Task:
Take the data below and filter it for lines containing the word "MOONUT"; show each line found.
____________________
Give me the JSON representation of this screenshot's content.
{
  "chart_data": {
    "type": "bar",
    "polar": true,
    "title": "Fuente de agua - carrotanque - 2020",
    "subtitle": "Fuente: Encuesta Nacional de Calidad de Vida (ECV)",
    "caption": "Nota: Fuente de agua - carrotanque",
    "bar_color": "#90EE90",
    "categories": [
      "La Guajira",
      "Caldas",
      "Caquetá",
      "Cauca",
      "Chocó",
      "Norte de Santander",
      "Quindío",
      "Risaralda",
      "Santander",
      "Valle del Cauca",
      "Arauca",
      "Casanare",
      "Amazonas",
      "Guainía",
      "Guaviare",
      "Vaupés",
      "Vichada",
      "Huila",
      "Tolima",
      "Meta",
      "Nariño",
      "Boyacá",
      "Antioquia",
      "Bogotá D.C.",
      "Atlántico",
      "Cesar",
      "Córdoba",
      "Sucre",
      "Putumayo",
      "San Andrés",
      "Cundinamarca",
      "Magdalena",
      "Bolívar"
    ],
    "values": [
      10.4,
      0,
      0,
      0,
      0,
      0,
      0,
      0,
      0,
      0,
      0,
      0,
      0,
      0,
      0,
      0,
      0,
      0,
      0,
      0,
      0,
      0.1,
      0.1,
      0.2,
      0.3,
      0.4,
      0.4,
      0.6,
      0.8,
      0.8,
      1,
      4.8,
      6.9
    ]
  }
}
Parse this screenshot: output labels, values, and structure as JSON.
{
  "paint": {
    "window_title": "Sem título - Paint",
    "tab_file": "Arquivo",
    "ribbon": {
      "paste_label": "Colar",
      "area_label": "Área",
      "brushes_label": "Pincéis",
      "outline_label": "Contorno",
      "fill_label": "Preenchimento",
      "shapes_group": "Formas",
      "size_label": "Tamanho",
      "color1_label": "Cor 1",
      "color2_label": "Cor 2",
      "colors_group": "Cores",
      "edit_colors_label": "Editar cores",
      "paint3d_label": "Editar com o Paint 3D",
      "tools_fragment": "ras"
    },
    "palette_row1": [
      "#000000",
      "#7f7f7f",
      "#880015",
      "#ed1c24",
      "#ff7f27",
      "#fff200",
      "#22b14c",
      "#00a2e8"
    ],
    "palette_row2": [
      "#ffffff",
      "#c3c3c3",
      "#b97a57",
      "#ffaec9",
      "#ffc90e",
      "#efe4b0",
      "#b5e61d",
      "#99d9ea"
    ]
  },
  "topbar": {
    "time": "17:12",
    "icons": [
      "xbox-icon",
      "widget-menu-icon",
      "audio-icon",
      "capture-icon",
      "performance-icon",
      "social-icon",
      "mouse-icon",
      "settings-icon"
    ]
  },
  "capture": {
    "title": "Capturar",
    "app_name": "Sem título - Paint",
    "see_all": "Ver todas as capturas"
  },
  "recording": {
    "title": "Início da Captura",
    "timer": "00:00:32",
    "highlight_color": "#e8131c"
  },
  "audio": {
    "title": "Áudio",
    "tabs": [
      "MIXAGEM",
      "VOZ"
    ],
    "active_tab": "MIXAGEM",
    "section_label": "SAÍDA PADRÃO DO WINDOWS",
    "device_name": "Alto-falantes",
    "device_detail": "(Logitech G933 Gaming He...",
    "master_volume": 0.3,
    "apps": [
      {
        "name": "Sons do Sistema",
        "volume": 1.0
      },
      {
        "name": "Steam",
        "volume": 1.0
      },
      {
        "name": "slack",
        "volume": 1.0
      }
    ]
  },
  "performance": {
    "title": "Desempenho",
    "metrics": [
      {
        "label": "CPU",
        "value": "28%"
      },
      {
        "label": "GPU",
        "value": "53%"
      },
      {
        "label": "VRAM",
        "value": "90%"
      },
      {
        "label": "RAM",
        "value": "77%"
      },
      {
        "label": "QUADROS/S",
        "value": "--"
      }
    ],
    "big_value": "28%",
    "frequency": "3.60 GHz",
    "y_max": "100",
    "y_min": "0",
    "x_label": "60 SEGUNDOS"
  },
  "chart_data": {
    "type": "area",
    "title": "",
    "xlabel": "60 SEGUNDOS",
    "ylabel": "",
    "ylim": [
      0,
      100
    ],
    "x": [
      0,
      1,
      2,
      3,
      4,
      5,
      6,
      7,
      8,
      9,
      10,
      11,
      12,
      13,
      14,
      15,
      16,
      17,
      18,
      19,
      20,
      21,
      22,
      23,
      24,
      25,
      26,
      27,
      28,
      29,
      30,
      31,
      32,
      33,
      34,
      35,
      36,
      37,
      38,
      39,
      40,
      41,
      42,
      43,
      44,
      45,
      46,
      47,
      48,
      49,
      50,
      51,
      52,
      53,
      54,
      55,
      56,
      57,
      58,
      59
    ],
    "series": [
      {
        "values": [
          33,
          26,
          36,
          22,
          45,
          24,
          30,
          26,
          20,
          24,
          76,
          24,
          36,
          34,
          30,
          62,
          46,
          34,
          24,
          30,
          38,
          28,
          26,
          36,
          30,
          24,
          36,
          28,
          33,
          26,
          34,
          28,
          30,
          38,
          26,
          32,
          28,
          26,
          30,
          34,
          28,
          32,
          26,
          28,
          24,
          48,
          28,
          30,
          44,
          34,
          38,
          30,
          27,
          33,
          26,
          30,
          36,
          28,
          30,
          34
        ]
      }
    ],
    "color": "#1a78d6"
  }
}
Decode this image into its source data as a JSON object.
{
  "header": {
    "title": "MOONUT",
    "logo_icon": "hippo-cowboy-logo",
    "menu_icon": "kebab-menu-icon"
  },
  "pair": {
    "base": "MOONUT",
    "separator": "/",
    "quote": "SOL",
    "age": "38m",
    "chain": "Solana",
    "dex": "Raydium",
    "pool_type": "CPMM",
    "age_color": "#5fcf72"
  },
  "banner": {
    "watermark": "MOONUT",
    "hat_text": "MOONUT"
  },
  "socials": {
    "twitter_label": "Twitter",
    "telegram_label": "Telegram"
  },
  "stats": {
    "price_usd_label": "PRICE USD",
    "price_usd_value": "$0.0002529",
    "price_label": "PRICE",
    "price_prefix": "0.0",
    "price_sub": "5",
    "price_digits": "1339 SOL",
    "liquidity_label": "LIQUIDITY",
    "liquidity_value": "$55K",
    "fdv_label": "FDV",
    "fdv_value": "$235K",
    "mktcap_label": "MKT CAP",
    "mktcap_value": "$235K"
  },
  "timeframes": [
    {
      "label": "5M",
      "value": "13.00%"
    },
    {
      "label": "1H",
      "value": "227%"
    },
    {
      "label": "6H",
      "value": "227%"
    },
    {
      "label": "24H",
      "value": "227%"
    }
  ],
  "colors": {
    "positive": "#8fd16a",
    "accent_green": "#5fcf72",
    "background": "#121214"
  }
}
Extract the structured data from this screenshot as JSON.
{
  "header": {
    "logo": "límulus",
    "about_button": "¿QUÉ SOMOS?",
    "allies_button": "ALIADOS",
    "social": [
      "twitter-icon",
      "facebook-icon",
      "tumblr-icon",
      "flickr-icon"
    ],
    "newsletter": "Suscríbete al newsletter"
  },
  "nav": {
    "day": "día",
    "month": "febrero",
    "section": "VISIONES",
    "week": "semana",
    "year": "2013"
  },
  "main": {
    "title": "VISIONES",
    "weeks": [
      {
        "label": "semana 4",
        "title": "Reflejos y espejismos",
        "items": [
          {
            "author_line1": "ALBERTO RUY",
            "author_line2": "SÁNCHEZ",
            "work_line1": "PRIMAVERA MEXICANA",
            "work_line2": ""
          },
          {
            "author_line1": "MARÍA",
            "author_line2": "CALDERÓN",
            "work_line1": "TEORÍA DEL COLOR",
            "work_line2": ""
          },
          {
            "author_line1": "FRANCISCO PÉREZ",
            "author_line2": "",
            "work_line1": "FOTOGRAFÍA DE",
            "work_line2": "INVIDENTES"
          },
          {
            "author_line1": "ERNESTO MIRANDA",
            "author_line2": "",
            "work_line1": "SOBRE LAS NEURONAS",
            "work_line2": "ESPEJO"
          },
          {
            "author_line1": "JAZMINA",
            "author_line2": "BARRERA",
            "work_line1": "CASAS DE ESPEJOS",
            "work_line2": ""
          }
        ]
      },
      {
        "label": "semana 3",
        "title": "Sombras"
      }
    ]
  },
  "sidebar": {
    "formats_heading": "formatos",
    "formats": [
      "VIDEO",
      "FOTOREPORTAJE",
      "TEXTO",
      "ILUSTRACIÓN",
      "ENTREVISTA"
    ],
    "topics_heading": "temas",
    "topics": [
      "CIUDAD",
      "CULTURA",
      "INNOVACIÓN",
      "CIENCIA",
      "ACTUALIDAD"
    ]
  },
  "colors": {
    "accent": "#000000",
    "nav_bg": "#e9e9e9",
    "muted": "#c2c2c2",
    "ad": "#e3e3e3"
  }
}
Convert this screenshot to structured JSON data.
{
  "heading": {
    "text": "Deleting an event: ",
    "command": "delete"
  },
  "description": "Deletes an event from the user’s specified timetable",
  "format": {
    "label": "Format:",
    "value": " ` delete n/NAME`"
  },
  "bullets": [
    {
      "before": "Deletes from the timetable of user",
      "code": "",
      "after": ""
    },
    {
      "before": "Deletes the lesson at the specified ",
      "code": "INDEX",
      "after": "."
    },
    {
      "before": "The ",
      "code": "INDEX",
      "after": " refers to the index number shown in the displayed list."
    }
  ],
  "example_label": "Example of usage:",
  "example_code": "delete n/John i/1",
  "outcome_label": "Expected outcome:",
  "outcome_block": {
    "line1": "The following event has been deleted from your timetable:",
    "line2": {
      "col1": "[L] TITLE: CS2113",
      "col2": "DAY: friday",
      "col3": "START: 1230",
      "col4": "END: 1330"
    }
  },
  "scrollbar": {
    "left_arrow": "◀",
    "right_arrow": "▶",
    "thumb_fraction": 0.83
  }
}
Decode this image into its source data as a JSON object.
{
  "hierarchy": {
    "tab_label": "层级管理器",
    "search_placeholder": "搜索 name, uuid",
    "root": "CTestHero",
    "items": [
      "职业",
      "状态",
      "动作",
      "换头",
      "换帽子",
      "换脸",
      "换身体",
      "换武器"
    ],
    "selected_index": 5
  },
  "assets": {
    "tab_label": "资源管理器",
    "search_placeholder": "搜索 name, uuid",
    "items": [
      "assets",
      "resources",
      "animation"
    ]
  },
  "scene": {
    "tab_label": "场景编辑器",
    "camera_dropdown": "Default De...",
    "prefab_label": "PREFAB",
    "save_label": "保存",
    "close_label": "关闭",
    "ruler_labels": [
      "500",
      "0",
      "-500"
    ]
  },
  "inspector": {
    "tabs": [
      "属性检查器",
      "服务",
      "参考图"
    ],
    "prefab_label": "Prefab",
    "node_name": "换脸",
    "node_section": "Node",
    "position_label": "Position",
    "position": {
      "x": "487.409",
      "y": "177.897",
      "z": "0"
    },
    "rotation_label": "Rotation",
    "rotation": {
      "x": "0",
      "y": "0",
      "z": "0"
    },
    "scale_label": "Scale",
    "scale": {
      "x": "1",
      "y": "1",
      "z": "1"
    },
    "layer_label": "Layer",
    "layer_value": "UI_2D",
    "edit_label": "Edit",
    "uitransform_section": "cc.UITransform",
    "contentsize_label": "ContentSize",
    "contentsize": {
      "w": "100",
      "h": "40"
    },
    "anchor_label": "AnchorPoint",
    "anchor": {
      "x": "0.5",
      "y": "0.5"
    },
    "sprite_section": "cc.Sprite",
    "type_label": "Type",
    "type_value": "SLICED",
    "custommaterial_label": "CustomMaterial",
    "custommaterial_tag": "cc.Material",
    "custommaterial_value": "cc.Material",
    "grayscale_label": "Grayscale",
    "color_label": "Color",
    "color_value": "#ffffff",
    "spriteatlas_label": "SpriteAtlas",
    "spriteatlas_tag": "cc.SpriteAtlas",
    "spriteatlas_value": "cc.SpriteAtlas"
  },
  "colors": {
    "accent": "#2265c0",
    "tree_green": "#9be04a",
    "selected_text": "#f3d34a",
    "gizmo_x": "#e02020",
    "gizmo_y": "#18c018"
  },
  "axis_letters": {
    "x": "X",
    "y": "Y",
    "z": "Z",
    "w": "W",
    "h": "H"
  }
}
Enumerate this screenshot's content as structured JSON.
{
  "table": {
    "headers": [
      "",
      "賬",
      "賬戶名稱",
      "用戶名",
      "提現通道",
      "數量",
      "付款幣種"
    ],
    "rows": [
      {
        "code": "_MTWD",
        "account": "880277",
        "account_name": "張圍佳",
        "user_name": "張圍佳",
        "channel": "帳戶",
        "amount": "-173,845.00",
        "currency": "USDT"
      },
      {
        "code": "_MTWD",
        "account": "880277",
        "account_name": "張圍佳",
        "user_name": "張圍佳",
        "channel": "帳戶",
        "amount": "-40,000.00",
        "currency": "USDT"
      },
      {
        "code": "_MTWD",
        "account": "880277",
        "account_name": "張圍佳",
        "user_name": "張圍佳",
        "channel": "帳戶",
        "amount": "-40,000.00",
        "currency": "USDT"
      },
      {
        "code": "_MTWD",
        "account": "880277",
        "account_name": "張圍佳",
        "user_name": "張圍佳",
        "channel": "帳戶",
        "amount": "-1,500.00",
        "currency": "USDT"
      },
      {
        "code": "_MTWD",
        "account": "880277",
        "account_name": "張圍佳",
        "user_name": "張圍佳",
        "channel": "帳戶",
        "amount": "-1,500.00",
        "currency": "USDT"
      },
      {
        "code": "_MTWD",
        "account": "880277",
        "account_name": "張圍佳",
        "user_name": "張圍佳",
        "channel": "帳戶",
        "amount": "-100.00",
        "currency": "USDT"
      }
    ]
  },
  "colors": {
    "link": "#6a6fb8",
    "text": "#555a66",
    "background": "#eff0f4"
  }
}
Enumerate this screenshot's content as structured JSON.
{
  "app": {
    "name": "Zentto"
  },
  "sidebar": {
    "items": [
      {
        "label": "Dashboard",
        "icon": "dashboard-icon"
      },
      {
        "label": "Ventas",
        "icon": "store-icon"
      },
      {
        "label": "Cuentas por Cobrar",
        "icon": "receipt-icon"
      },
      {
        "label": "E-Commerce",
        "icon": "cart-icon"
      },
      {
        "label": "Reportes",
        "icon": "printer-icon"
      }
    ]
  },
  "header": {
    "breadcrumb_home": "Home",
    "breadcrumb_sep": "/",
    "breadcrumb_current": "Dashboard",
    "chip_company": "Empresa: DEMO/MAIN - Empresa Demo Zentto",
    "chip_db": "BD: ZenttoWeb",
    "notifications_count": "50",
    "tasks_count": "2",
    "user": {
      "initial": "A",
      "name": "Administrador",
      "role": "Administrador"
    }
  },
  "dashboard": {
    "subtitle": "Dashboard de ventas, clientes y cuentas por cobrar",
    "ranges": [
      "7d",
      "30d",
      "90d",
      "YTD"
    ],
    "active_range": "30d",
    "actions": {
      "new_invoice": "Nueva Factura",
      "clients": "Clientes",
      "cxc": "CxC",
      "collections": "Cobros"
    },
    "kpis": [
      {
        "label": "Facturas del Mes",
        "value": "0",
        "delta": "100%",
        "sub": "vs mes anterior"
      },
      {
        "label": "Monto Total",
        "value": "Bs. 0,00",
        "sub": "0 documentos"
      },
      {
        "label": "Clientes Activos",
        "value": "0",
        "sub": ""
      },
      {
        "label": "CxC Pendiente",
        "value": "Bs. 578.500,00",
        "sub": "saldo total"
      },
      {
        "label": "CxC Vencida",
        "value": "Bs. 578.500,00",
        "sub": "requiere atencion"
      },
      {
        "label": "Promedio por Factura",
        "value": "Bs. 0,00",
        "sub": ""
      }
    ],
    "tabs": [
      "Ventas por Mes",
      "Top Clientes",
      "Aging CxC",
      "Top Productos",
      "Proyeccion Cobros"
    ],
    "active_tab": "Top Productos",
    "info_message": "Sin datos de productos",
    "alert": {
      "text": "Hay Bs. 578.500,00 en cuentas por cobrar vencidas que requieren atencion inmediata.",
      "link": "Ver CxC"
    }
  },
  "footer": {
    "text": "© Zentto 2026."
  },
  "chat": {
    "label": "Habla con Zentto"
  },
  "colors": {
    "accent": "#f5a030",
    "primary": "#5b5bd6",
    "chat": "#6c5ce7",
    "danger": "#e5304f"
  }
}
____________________
Exercise response:
    "title": "MOONUT",
    "base": "MOONUT",
    "watermark": "MOONUT",
    "hat_text": "MOONUT"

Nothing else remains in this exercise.